Some types of documents normally used in the estate planning process include:
- Durable Power of Attorney for Health Care: In the event you are not able to provide consent, this appoints a person to make decisions on your behalf regarding your health care treatment.
- Durable Power of Attorney for Property: This selects a person who will act on your behalf as well as handle your finances if you are not able to do so.
- Family Limited Partnership: This can be used to manage and own your property, as well as allow for additional tax planning techniques to be used. These are usually for people who have big estates and require more personalized estate planning in order to lessen federal and state inheritance taxes.
- Living Trust: This is used as a way to manage your property and to hold a legal title. If you are unable to manage your property, then you can also choose a person to carry out the instructions you outline in the trust. A trust generally becomes effective immediately and continues throughout your lifetime, and continues to carry on once you pass away. Most trusts are revocable, meaning that the person who creates the trust can make changes in the future, and even end it if they want to. Trusts can also help you lessen the delays and expenses of probate.
- Living Will: If you suffer a permanent incapacity, then a living will gives medical professionals instructions regarding what kind of health care you want, and for how long.
- Will: This transfers any property you have in your name to either the person or organization that you want to have it. It also usually names someone who you select to be your executor who will carry out your instructions, as well as names a guardian if you have minor children. A will only becomes effective after your death.
How Do You Avoid Probate?
If the value of your assets is less than a certain value, or if the only beneficiary to your estate is your spouse, then most states have a summary procedure where probate is avoided. For example, the state of California allows you to avoid probate entirely if your estate amounts to less than $100,000. Any property that is held with a beneficiary designation does not count toward the total amount of $100,000. In addition, a maximum amount of $10,000 going toward the total amount of $100,000 can be in real estate. If this is the case, then you will need to have a trust for your assets to be dispersed outside of probate court. In order to lessen the chance of legal complications and to avoid probate, it is best to consult with an estate planning attorney.
How Do I Prove Trust Mismanagement?
The creator of the trust chooses a trustee who is legally responsible for distributing the trust to the beneficiaries. It is understood that the trustee has a fiduciary duty to act in the best interests of the beneficiaries, as well as in good faith. Needless to say, the trustee has a lot of power. If the fiduciary duty is broken and the trust is not managed as it was supposed to be, then this can have immense negative effects on the beneficiaries. If this is the case, then an estate planning attorney can help you prove trust mismanagement.

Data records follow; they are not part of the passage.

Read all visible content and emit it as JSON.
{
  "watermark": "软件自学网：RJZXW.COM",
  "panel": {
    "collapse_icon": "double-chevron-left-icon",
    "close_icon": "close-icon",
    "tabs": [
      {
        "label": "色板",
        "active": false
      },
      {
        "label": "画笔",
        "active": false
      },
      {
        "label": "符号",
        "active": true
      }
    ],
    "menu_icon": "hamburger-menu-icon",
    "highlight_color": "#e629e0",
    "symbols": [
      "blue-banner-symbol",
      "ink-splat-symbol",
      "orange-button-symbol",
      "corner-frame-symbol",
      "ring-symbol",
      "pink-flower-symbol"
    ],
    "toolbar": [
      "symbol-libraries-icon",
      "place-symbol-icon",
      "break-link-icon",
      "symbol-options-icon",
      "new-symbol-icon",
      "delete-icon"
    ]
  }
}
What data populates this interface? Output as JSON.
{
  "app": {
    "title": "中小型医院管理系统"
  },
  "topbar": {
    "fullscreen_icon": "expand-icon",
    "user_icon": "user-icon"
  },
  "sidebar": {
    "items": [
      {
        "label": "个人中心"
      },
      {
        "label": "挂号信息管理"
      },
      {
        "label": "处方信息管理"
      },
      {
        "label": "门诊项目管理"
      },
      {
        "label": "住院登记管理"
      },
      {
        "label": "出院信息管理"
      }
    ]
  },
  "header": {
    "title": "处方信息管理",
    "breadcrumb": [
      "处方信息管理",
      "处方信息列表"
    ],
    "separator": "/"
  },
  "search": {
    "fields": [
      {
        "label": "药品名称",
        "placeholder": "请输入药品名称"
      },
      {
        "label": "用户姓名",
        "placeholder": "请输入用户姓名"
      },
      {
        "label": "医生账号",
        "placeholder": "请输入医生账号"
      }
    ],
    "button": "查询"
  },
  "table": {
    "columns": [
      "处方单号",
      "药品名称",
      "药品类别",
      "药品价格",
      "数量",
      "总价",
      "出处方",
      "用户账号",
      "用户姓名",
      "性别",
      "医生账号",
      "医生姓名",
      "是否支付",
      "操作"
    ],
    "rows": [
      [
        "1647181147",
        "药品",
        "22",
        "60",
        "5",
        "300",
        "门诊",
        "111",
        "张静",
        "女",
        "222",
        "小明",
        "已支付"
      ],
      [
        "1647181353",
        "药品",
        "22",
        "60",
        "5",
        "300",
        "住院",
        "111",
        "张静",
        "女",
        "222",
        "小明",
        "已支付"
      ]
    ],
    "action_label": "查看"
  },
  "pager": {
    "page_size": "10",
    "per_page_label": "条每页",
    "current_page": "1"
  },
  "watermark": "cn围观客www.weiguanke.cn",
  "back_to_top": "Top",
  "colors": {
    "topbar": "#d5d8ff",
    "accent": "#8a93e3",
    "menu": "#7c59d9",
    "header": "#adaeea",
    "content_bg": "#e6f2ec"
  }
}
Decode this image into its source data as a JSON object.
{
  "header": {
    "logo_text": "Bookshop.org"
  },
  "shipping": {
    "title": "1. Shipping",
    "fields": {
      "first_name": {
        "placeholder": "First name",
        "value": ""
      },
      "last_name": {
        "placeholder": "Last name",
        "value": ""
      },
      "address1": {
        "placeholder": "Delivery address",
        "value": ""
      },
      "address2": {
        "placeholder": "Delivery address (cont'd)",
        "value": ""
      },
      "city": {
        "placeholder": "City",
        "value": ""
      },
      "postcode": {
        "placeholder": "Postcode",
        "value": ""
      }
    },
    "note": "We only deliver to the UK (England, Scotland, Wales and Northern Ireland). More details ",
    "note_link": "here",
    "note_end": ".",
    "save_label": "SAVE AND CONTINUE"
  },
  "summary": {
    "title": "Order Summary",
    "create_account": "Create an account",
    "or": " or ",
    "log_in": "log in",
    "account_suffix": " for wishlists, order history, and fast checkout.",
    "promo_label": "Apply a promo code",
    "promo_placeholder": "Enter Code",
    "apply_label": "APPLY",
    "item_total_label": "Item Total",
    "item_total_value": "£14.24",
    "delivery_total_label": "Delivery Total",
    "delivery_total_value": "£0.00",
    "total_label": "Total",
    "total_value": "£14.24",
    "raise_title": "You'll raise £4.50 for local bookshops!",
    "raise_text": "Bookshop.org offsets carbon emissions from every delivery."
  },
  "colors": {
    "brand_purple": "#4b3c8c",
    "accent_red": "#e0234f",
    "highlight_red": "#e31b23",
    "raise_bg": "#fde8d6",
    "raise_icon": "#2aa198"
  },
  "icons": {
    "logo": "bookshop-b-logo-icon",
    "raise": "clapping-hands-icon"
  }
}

Some ways to prove that a trust has been mismanaged include:
- The trustee did not take the necessary actions to protect the best interests of the beneficiaries.
- The trustee acted in the best interests of only one of the beneficiaries and not the majority of the beneficiaries.
- The trustee has a conflict of interest and as a result acted in the best interest of someone who was not the beneficiary.
- The trustee was bribed into not acting in the best interests of the beneficiaries.
- The trustee profited from actions he took while he acted as the trustee, and as a result did not inform the beneficiaries of said profit.
How Do I Recover Damages for Trust Mismanagement?
Once your estate planning lawyer has proven that a trust was mismanaged, then then you will need to clearly outline how this mismanagement hurt you. Typically, a court will award you damages for the amount that the trust would have made if it was not for the mismanagement of the trustee. Pursuing damages for any type of trust mismanagement is not only important for the beneficiaries, but also for any people who could be affected by future trusts.